Lena Horne, an elegant, beautiful lady, crossed over very quietly and met some of the people she knew in show business, especially many of the “big band” men. She is still somewhat of a loner on the Other Side, not because she doesn’t love people, but she also likes her down time. She tirelessly works for African-American acceptance and rights. This, of course, stems from the fact that even though she was a very elegant and popular entertainer, in the early days of her career she was treated very poorly. She often had to come into places through a back door, couldn’t stay in some of the finer hotels nor eat with other non-African-American individuals. She holds no animosity about this; she just keeps working toward total equality everywhere. When I asked her if she didn’t think things were much better today, she replied, “Yes, but we still have a long way to go.”
On the Other Side, she is exquisitely beautiful as she was here and 30 years old. She is truly a "knock-out."
Lynn Redgrave was from a family steeped in stage and screen. When she crossed over she wanted to meet her niece, Natasha, right away. I think she took her death as hard as her mother, Vanessa. Lynn was sick then, too, when Natasha passed and put up a valiant battle.
Lynn really preferred stage to screen acting and was very into family, who misses her terribly, as we all do. She was determined to be upbeat and was never in competition with her sister. She felt very bad when she first came over because she had suffered so much loss in life.
Lynn teaches drama to souls who are in performing arts, which I think answers the question that’s often asked if someone can truly be born with their talent Like the Barrymores, some entities just come into life with it. She also loves to dance on the Other Side.
She says she is not coming back into another life.

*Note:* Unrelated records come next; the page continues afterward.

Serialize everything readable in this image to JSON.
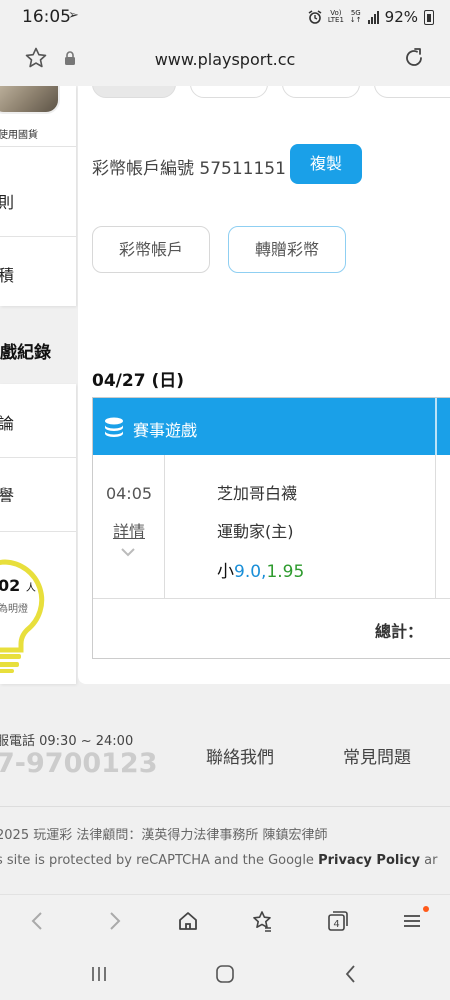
{
  "status_bar": {
    "time": "16:05",
    "volte_top": "Vo)",
    "volte_bottom": "LTE1",
    "net_top": "5G",
    "net_bottom": "↓↑",
    "battery": "92%"
  },
  "url_bar": {
    "url": "www.playsport.cc"
  },
  "sidebar": {
    "avatar_caption": "使用國貨",
    "items": [
      {
        "label": "則"
      },
      {
        "label": "積"
      }
    ],
    "heading": "戲紀錄",
    "items2": [
      {
        "label": "論"
      },
      {
        "label": "譽"
      }
    ],
    "bulb_count": "02",
    "bulb_unit": "人",
    "bulb_caption": "為明燈"
  },
  "account": {
    "label": "彩幣帳戶編號 57511151",
    "copy_label": "複製",
    "tabs": [
      {
        "label": "彩幣帳戶"
      },
      {
        "label": "轉贈彩幣"
      }
    ]
  },
  "record": {
    "date": "04/27 (日)",
    "header": "賽事遊戲",
    "game": {
      "time": "04:05",
      "detail_label": "詳情",
      "team_away": "芝加哥白襪",
      "team_home": "運動家(主)",
      "bet_side": "小",
      "bet_value": "9.0",
      "bet_sep": ",",
      "bet_odds": "1.95"
    },
    "total_label": "總計："
  },
  "footer": {
    "hotline_label": "服電話 09:30 ~ 24:00",
    "hotline_number": "7-9700123",
    "contact_label": "聯絡我們",
    "faq_label": "常見問題",
    "copyright": "2025 玩運彩 法律顧問：漢英得力法律事務所 陳鎮宏律師",
    "recaptcha_text": "s site is protected by reCAPTCHA and the Google ",
    "privacy_label": "Privacy Policy",
    "recaptcha_tail": " ar"
  },
  "colors": {
    "accent": "#1aa0e8",
    "bet_value": "#1a8fd8",
    "bet_odds": "#2e9b2e",
    "menu_badge": "#ff5a1a"
  }
}
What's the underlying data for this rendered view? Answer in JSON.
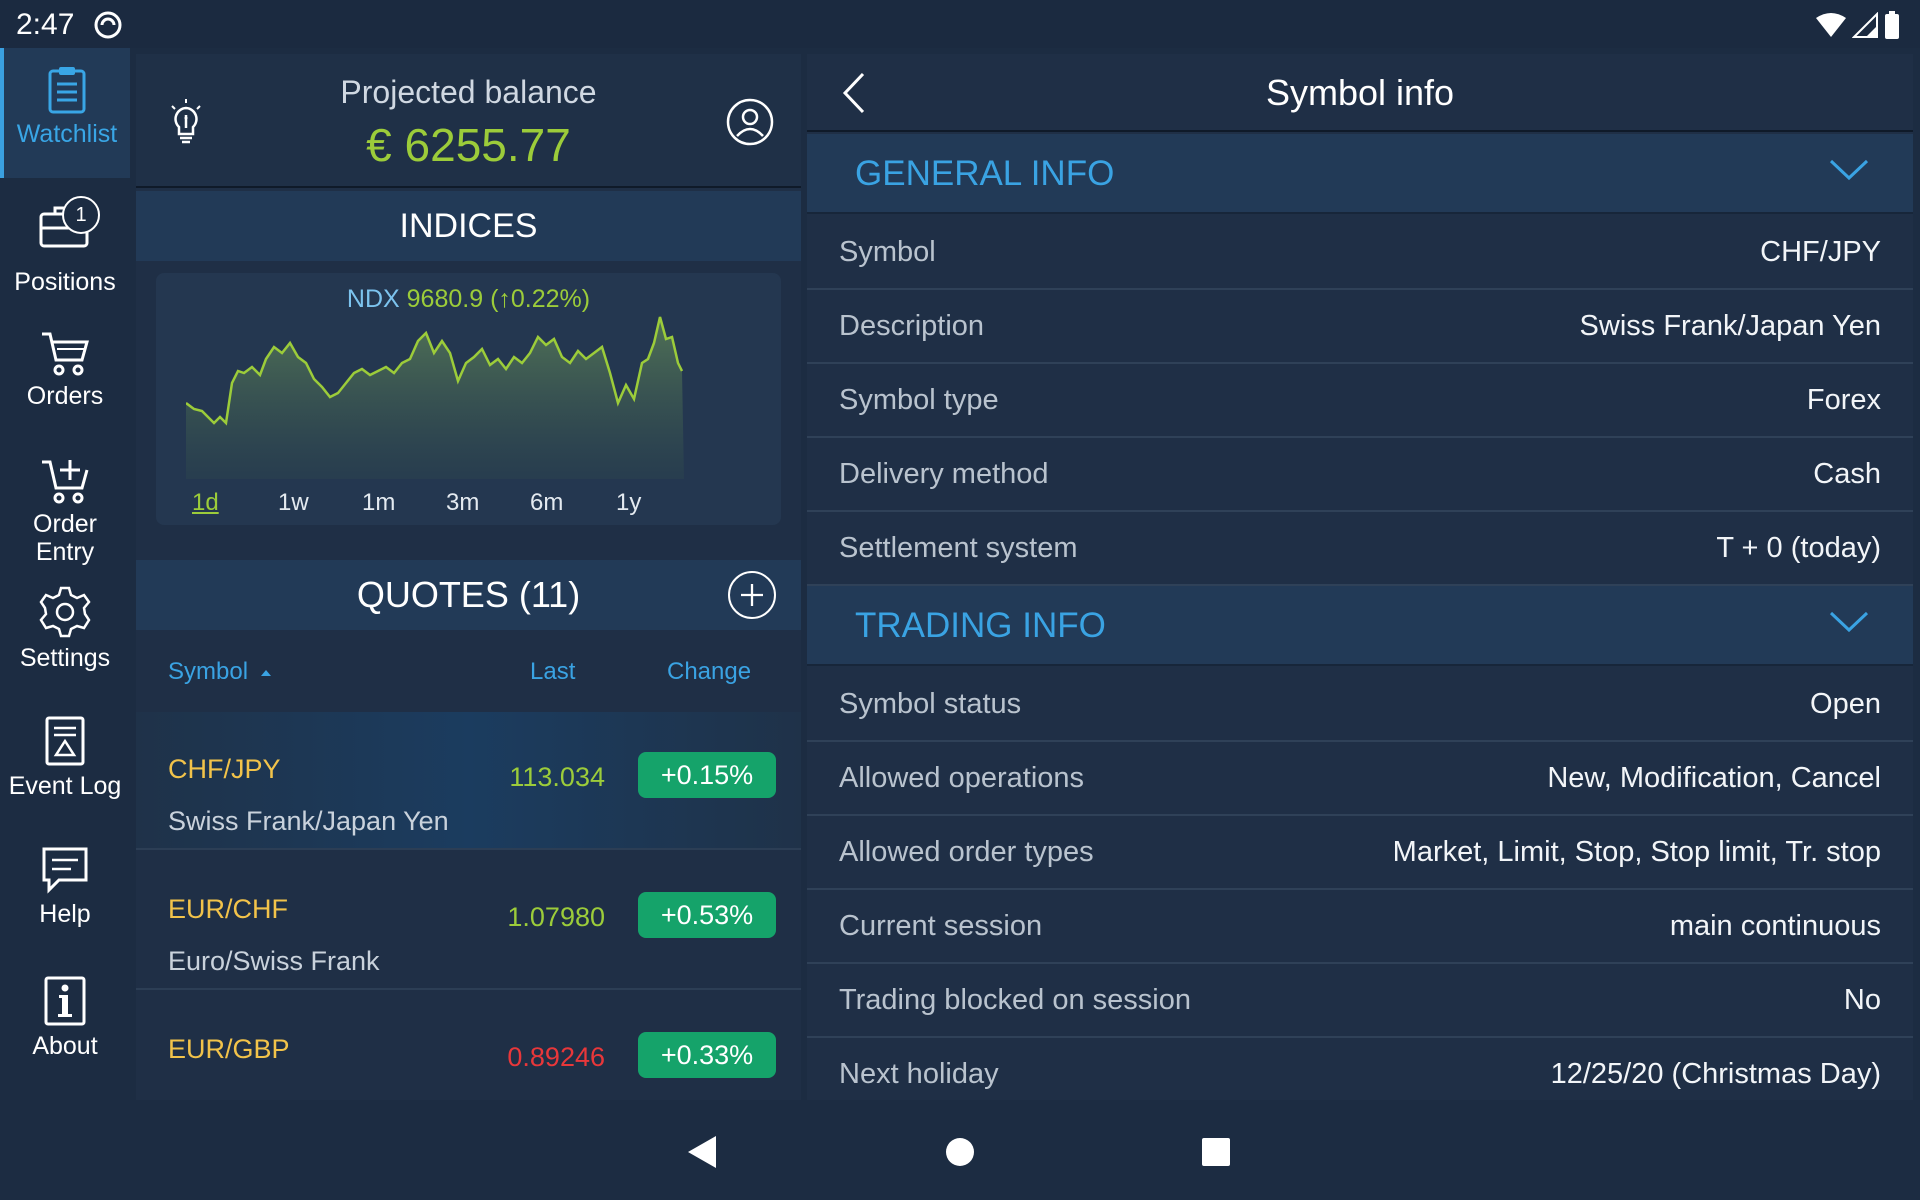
{
  "status": {
    "time": "2:47"
  },
  "sidebar": {
    "items": [
      {
        "label": "Watchlist",
        "icon": "clipboard-icon",
        "active": true
      },
      {
        "label": "Positions",
        "icon": "briefcase-icon",
        "badge": "1"
      },
      {
        "label": "Orders",
        "icon": "cart-icon"
      },
      {
        "label": "Order Entry",
        "label_line1": "Order",
        "label_line2": "Entry",
        "icon": "cart-add-icon"
      },
      {
        "label": "Settings",
        "icon": "gear-icon"
      },
      {
        "label": "Event Log",
        "icon": "log-icon"
      },
      {
        "label": "Help",
        "icon": "help-icon"
      },
      {
        "label": "About",
        "icon": "info-icon"
      }
    ]
  },
  "watchlist": {
    "balance_label": "Projected balance",
    "balance_value": "€ 6255.77",
    "indices_title": "INDICES",
    "index": {
      "symbol": "NDX",
      "value": "9680.9",
      "change": "(↑0.22%)"
    },
    "ranges": [
      "1d",
      "1w",
      "1m",
      "3m",
      "6m",
      "1y"
    ],
    "selected_range": "1d",
    "quotes_title": "QUOTES (11)",
    "columns": {
      "symbol": "Symbol",
      "last": "Last",
      "change": "Change"
    },
    "quotes": [
      {
        "symbol": "CHF/JPY",
        "description": "Swiss Frank/Japan Yen",
        "last": "113.034",
        "last_color": "#9ccc3a",
        "change": "+0.15%"
      },
      {
        "symbol": "EUR/CHF",
        "description": "Euro/Swiss Frank",
        "last": "1.07980",
        "last_color": "#9ccc3a",
        "change": "+0.53%"
      },
      {
        "symbol": "EUR/GBP",
        "description": "",
        "last": "0.89246",
        "last_color": "#e8373a",
        "change": "+0.33%"
      }
    ]
  },
  "symbol_info": {
    "title": "Symbol info",
    "general_title": "GENERAL INFO",
    "general": [
      {
        "label": "Symbol",
        "value": "CHF/JPY"
      },
      {
        "label": "Description",
        "value": "Swiss Frank/Japan Yen"
      },
      {
        "label": "Symbol type",
        "value": "Forex"
      },
      {
        "label": "Delivery method",
        "value": "Cash"
      },
      {
        "label": "Settlement system",
        "value": "T + 0 (today)"
      }
    ],
    "trading_title": "TRADING INFO",
    "trading": [
      {
        "label": "Symbol status",
        "value": "Open"
      },
      {
        "label": "Allowed operations",
        "value": "New, Modification, Cancel"
      },
      {
        "label": "Allowed order types",
        "value": "Market, Limit, Stop, Stop limit, Tr. stop"
      },
      {
        "label": "Current session",
        "value": "main continuous"
      },
      {
        "label": "Trading blocked on session",
        "value": "No"
      },
      {
        "label": "Next holiday",
        "value": "12/25/20 (Christmas Day)"
      }
    ]
  },
  "colors": {
    "accent": "#3aa3e3",
    "positive": "#15a36a",
    "balance": "#9ccc3a",
    "symbol": "#f2c34a",
    "negative": "#e8373a"
  }
}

Rue McClanahan really wanted to stay until the end. She met up with Bea Arthur and many of her costars from stage and screen. Rue was very ill during the last six months of her life. She felt she spent too much time looking for all the right men during her life, but she did meet her soulmate, Kenneth, who was on the Other Side. Rue didn’t like being alone and never found the truly right man in her life.
She is now doing a lot of writing. In life she was close with Bea Arthur and Estelle Getty, but not very close with Betty White, who she felt was too self-important. That feeling is gone now and she wishes White the best in her new-found career.
Rue also felt she never found true happiness in life. Her greatest ability was her comedic personality and she still keeps people laughing, especially when she, Bea and Estelle get together along with family and friends.
She doesn’t want to come back into life again.
If you’re interested in reading more exciting stories about the doings of deceased celebrities, grab a copy of Sylvia Browne’s "Afterlives of the Rich and Famous."